Bitcoin/USD: Is this the end of bitcoin? BofA Merrill Lynch asks the question

on Jan 2, 2014
Updated: Apr 9, 2020

**, Thursday 2 January:**

Last month Bank of America Merrill Lynch published its first assessment of bitcoin, with the view expressed that the crypto-currency could become a “major means for e-commerce and may emerge as a serious competitor for money transfer providers”. What’s more, the bank’s head of currencies research David Woo estimated that the current maximum fair value of one bitcoin could be $1300.

Subsequent to Woo’s initial analysis, China intensified its efforts to curb speculation in digital currencies, leading to a slump in the BTC/USD to a seven-week low at $449.80, reached on 18 December.
The PRC’s increasingly strident bitcoin regulation has somewhat pulled the rug from under the aspirant currency, which had hitherto experienced a near-vertical price rise after attracting the attention of investors in the world’s most populous country. The question is now being asked – is this the end of bitcoin?

BofA’s Woo is back with some answers and a bit more.
__What does this mean?__
The two largest bitcoin exchanges in China, BTC China and OkCoin, say they can’t accept new deposits in the Chinese renminbi (RMB), following reports that the People’s Bank of China (PBOC) has banned third-party payment companies from dealing with local exchanges of digital currencies.

Woo observes: “Bitcoin prices have fallen significantly on the back of the news and the [RMB]’s share of overall transactions has fallen from the high of 78% on 12/15 to 33% on 12/18”, observes David Woo.
He then goes on to say that “the last time [RMB]’s share of transactions was below 40% on two consecutive days (Nov 6-7), bitcoin was trading at $313 in USD terms.”

The PBOC appears to be looking to halt speculation in crypto-currencies with this move effectively preventing new investment in the products from mainland China.

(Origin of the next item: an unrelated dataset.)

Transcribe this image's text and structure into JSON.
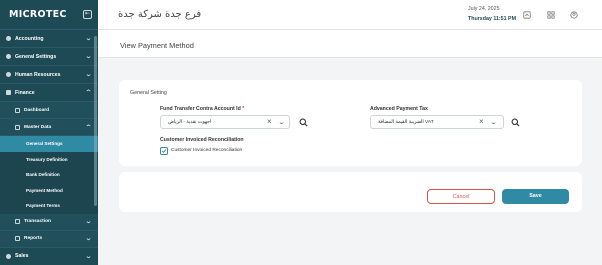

Woo puts it like this: “The easiest way to understand this latest development is that China is adopting the same tougher regulatory stance as the US.” There are very few bitcoin exchanges in the States and that is because the country’s tough regulatory stance on digital currencies. “Unlike the US, Chinese exchanges are not required to gain regulatory approval as money services businesses (MSBs) prior to opening.”

Trade Bitcoin Now >>

In the view of BofA’s strategist, “if the China story turns out to be correct, the success or failure of bitcoin exchanges in their quest to acquire licenses as money transmitters in the US over the next 2-3 months becomes even more crucial.”
__Is this the end of Bitcoin?__
There are three sources of uncertainty over the licensing process, according to Woo.
First, it’s “not clear whether the states will coordinate to set common requirements for granting licenses (this will take more time) or that they will act independently of each other”. Second, it remains unclear whether US regulation would require investors setting up bitcoin accounts to disclose their true identity to suppress money laundering activity.
And as a third factor, “[i]n addition to uncertainty with regard to licensing, bitcoin’s tax treatment is also an important issue”, notes Woo. He says that the US General Accounting Office has asked the IRS “to draft regulations to clarify the taxation of Bitcoin transactions and capital gains”.
The BofA strategist concludes that “together these factors will likely mean that bitcoin users make a small sacrifice by ceding some of the anonymity bitcoin provides”. But the bank “view[s] such sacrifices as a necessary part of legitimizing bitcoin within the regulatory framework and potentially paving the way for more wide-scale use”.


Get started in crypto easily by following crypto signals & charts by pro-trader Lisa N Edwards. Sign-up today for easy-to-follow trades for tonnes of altcoins at GSIC.